On Wednesday, Ann and I, along with our neighbor friend, Carl Williams, set out for the South Llano River State Park near Junction, Texas. A distance of about 100 miles, we covered it nicely in about an hour and a half. Before I get into the photos from the park, I want to mention the Red-tailed Hawk that I photographed on the way. We were cruising along about 75mph when we saw the hawk sitting on a wire fence. I whipped the car into the left lane, drove to the next turn-around and came back around. As we pulled up to the hawk that was still sitting on the fence, it noticed that Ole Bob was coming with his camera. He figured he would look better on that stub of a tree branch, even though he was going to get windblown. The gusts were about 35mph at that time. I remembered to thank him before I drove off, after I got a few nice photos.
South Llano River State Park is relatively small, only about 200 acres, consisting of many, many oak trees. It is a popular camping area, but also has four bird blinds and is considered one of the better birding areas. We decided that we wanted to visit each blind. I think we spent a total of three hours there and saw thirty-two species in all. We missed some nice ones, like the Lazuli Bunting, Painted Bunting, and Indigo Bunting. Some other birders said that those three were around just before we got there. But it is early yet so we will probably go back in another two or three weeks.
Here are a few images of some that we did see. They can be viewed best if you will go to the blog, then you can click the images and see some beautiful enlargements.

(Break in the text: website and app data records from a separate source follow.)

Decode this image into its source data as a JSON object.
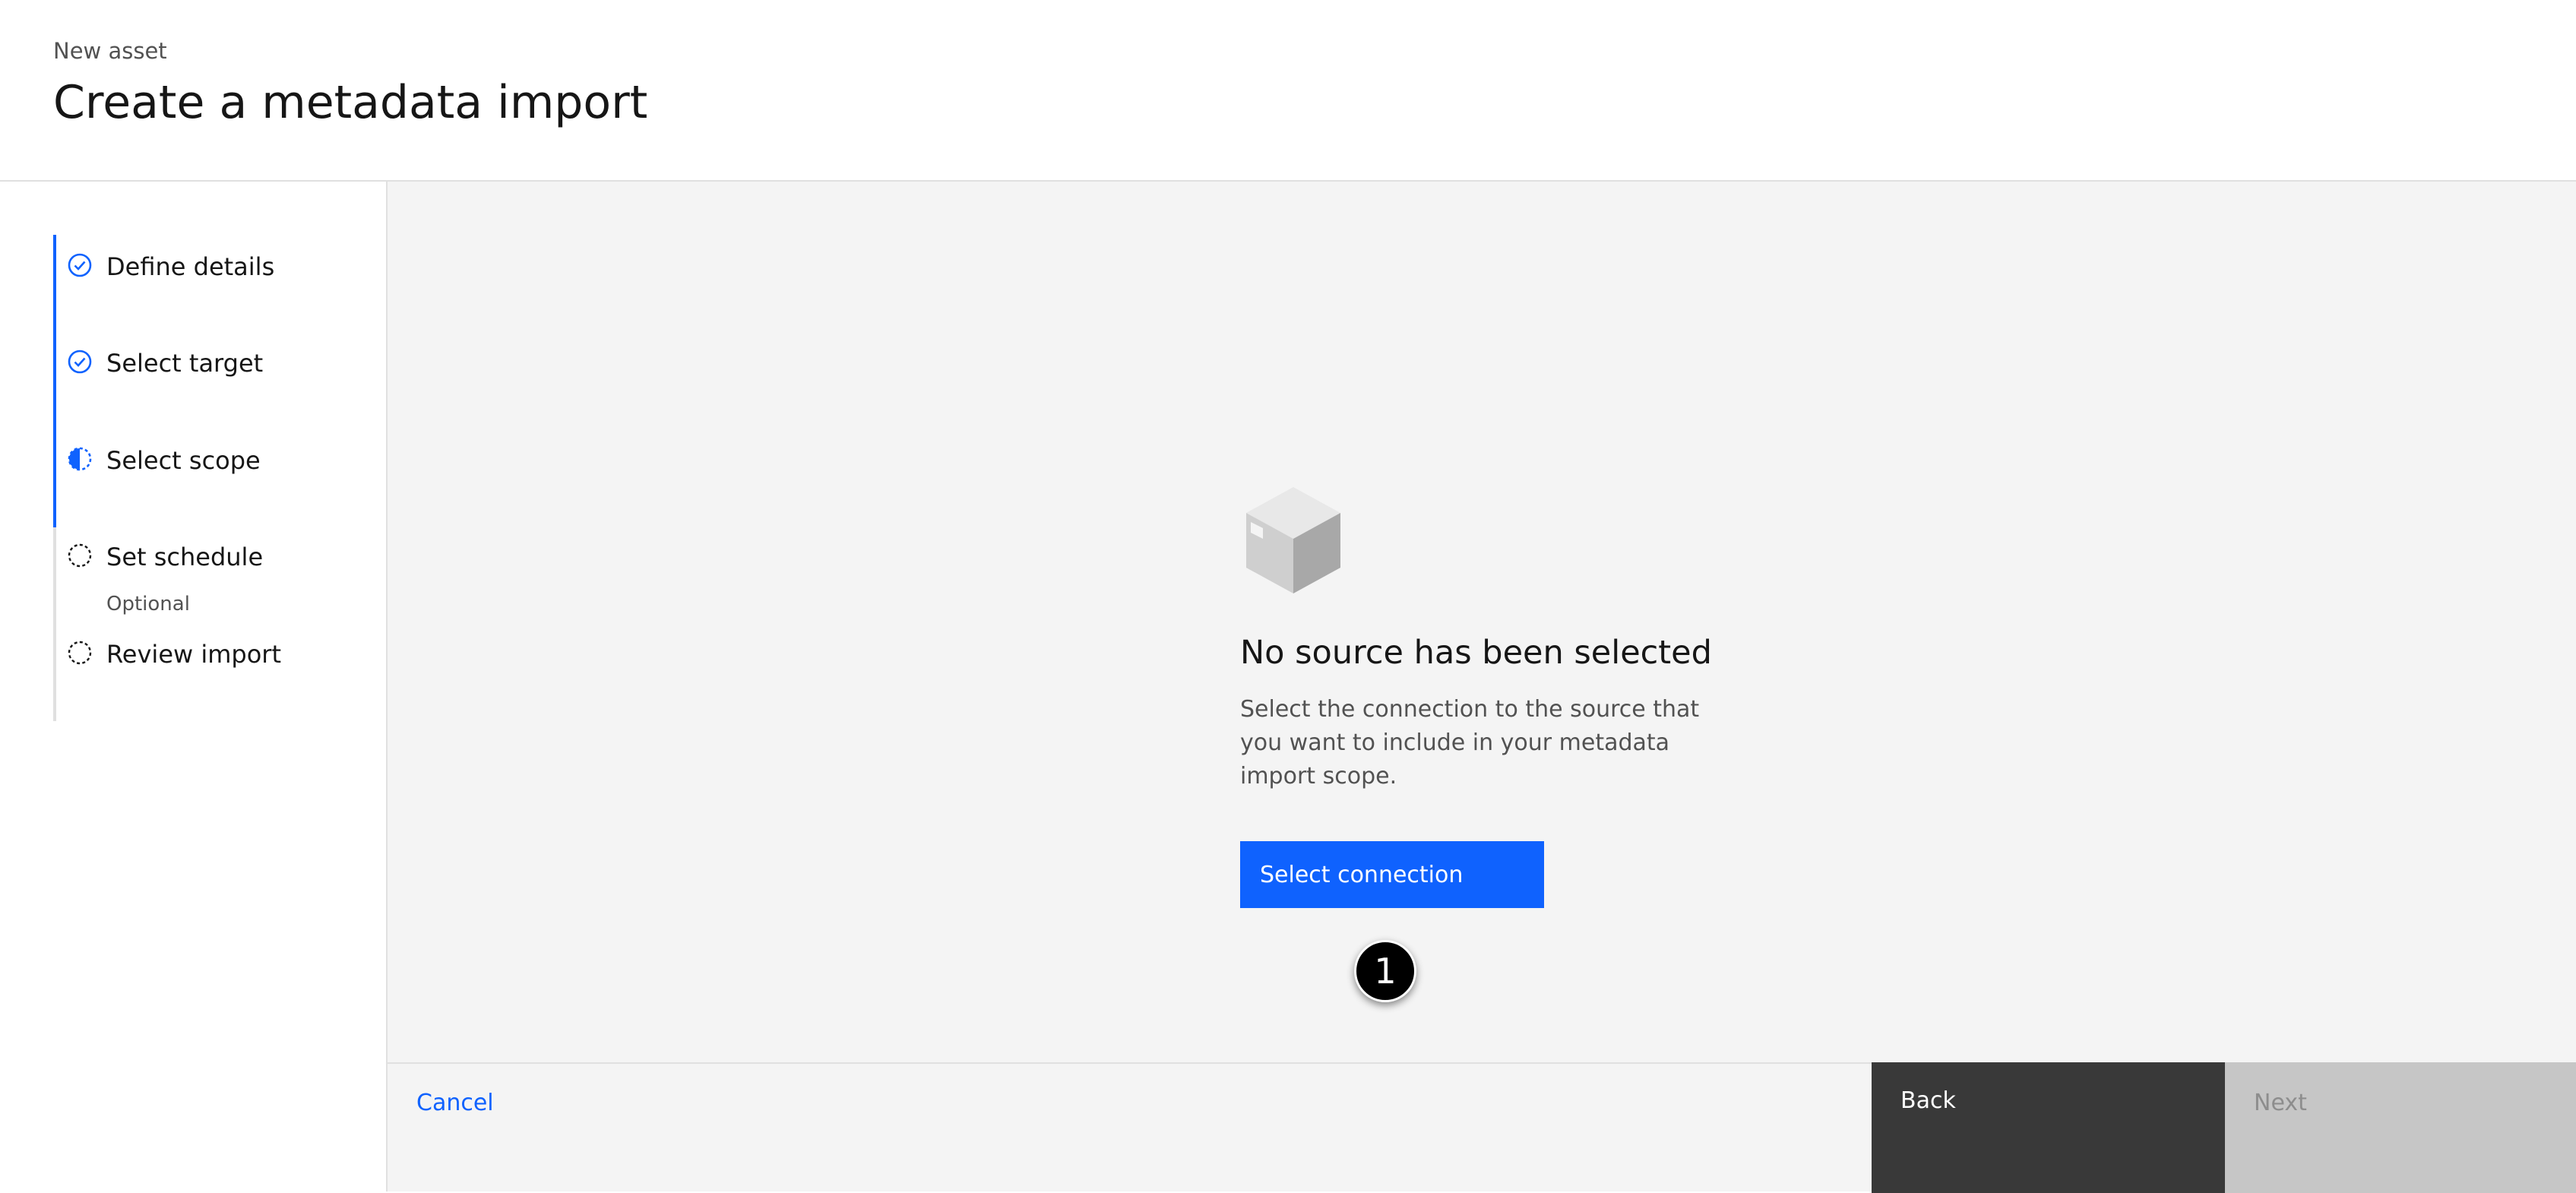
{
  "header": {
    "eyebrow": "New asset",
    "title": "Create a metadata import"
  },
  "progress": {
    "steps": [
      {
        "label": "Define details",
        "status": "complete",
        "icon": "checkmark-outline-icon"
      },
      {
        "label": "Select target",
        "status": "complete",
        "icon": "checkmark-outline-icon"
      },
      {
        "label": "Select scope",
        "status": "current",
        "icon": "incomplete-half-icon"
      },
      {
        "label": "Set schedule",
        "sublabel": "Optional",
        "status": "incomplete",
        "icon": "circle-dash-icon"
      },
      {
        "label": "Review import",
        "status": "incomplete",
        "icon": "circle-dash-icon"
      }
    ]
  },
  "empty_state": {
    "illustration": "box-icon",
    "title": "No source has been selected",
    "description": "Select the connection to the source that you want to include in your metadata import scope.",
    "button_label": "Select connection"
  },
  "callout": {
    "number": "1"
  },
  "footer": {
    "cancel_label": "Cancel",
    "back_label": "Back",
    "next_label": "Next"
  },
  "colors": {
    "accent": "#0f62fe",
    "main_bg": "#f4f4f4",
    "back_bg": "#393939",
    "next_disabled_bg": "#c6c6c6"
  }
}
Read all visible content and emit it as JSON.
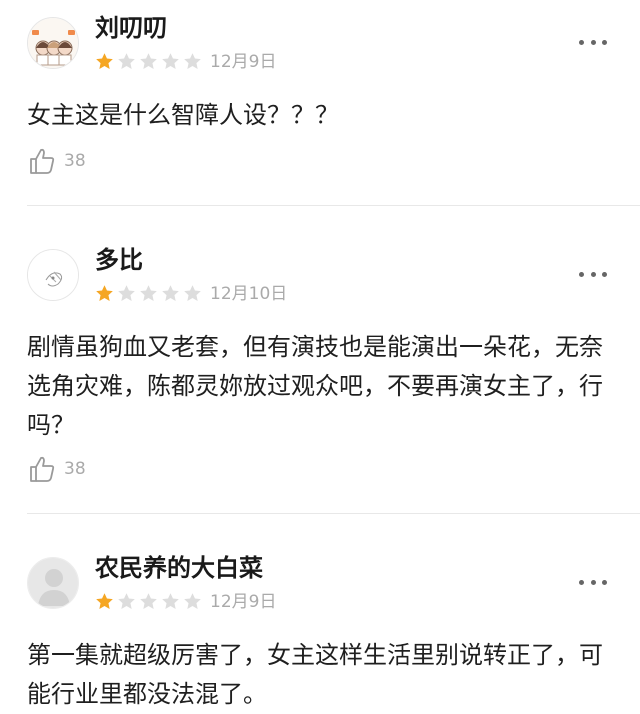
{
  "reviews": [
    {
      "username": "刘叨叨",
      "rating": 1,
      "max_rating": 5,
      "date": "12月9日",
      "content": "女主这是什么智障人设？？？",
      "likes": "38"
    },
    {
      "username": "多比",
      "rating": 1,
      "max_rating": 5,
      "date": "12月10日",
      "content": "剧情虽狗血又老套，但有演技也是能演出一朵花，无奈选角灾难，陈都灵妳放过观众吧，不要再演女主了，行吗？",
      "likes": "38"
    },
    {
      "username": "农民养的大白菜",
      "rating": 1,
      "max_rating": 5,
      "date": "12月9日",
      "content": "第一集就超级厉害了，女主这样生活里别说转正了，可能行业里都没法混了。",
      "likes": ""
    }
  ],
  "colors": {
    "star_filled": "#f5a623",
    "star_empty": "#dddddd",
    "divider": "#e8e8e8",
    "muted_text": "#aaaaaa"
  },
  "icons": {
    "more": "more-dots-icon",
    "like": "thumbs-up-icon",
    "star": "star-icon"
  }
}
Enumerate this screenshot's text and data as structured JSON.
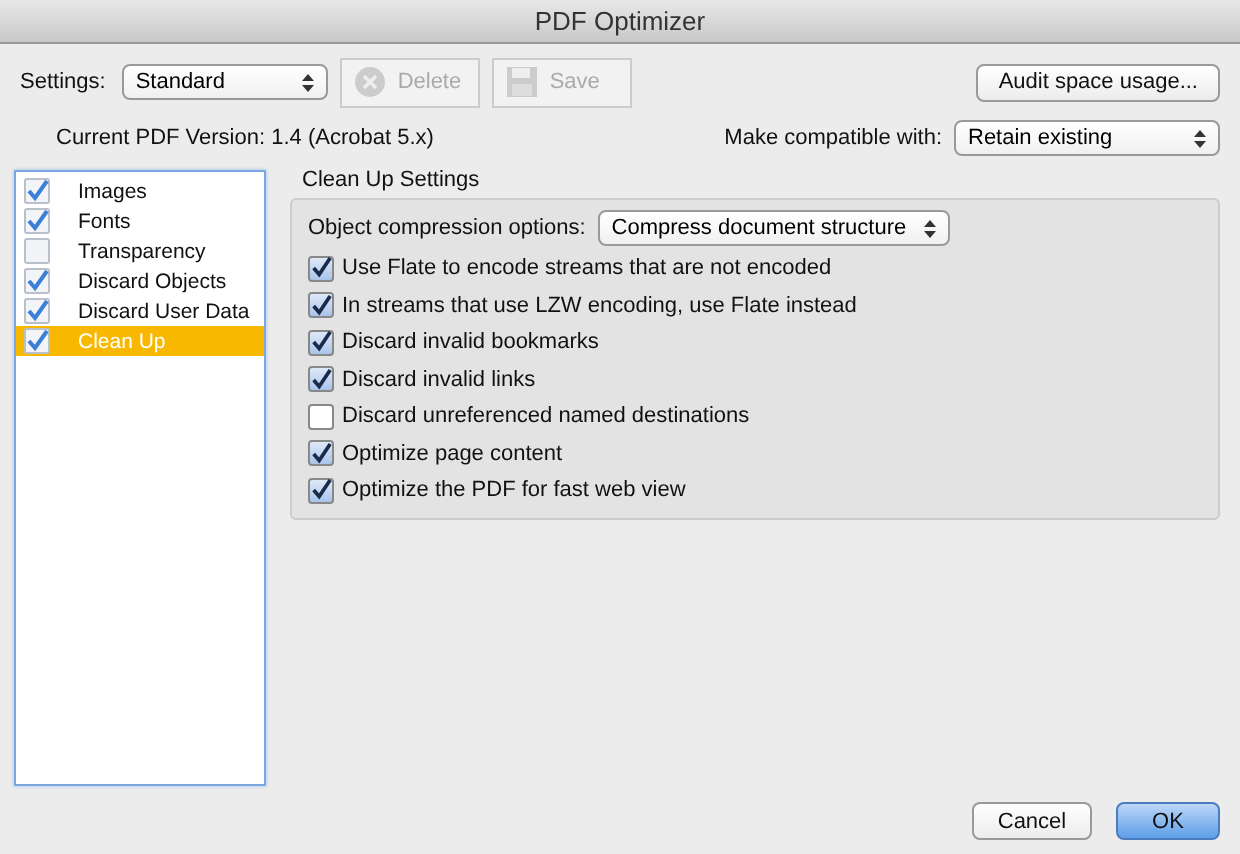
{
  "window": {
    "title": "PDF Optimizer"
  },
  "settings": {
    "label": "Settings:",
    "value": "Standard"
  },
  "toolbar_buttons": [
    {
      "label": "Delete",
      "kind": "delete",
      "disabled": true
    },
    {
      "label": "Save",
      "kind": "save",
      "disabled": true
    }
  ],
  "audit_button": {
    "label": "Audit space usage..."
  },
  "version": {
    "text": "Current PDF Version: 1.4 (Acrobat 5.x)"
  },
  "compatibility": {
    "label": "Make compatible with:",
    "value": "Retain existing"
  },
  "sidebar": {
    "items": [
      {
        "label": "Images",
        "checked": true,
        "selected": false
      },
      {
        "label": "Fonts",
        "checked": true,
        "selected": false
      },
      {
        "label": "Transparency",
        "checked": false,
        "selected": false
      },
      {
        "label": "Discard Objects",
        "checked": true,
        "selected": false
      },
      {
        "label": "Discard User Data",
        "checked": true,
        "selected": false
      },
      {
        "label": "Clean Up",
        "checked": true,
        "selected": true
      }
    ]
  },
  "panel": {
    "title": "Clean Up Settings",
    "compression": {
      "label": "Object compression options:",
      "value": "Compress document structure"
    },
    "options": [
      {
        "label": "Use Flate to encode streams that are not encoded",
        "checked": true
      },
      {
        "label": "In streams that use LZW encoding, use Flate instead",
        "checked": true
      },
      {
        "label": "Discard invalid bookmarks",
        "checked": true
      },
      {
        "label": "Discard invalid links",
        "checked": true
      },
      {
        "label": "Discard unreferenced named destinations",
        "checked": false
      },
      {
        "label": "Optimize page content",
        "checked": true
      },
      {
        "label": "Optimize the PDF for fast web view",
        "checked": true
      }
    ]
  },
  "buttons": [
    {
      "label": "Cancel",
      "default": false
    },
    {
      "label": "OK",
      "default": true
    }
  ]
}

The next photo is one of my personal favorites. The Yellow-rumped Warblers consists of two sub-species, the ‘Myrtle’ and the ‘Audubon’s’. This image is an Audubon.
What would a birding trip be with out a bunch of sparrows. Here are three that we encountered in the park.
Then last, but not least is the ever-popular Spotted Towhee.
That does it for photos on this post. I got a few others that I may post later, and I got a lot of throwaways that will never see the light of a computer monitor.
Update on Texas Big Year list:
#141 Neotropic Cormorant
#142 Little Blue Heron
#143 Wilson’s Phalarope
#144 Western Kingbird
#145 Summer Tanager
See complete list on my blog.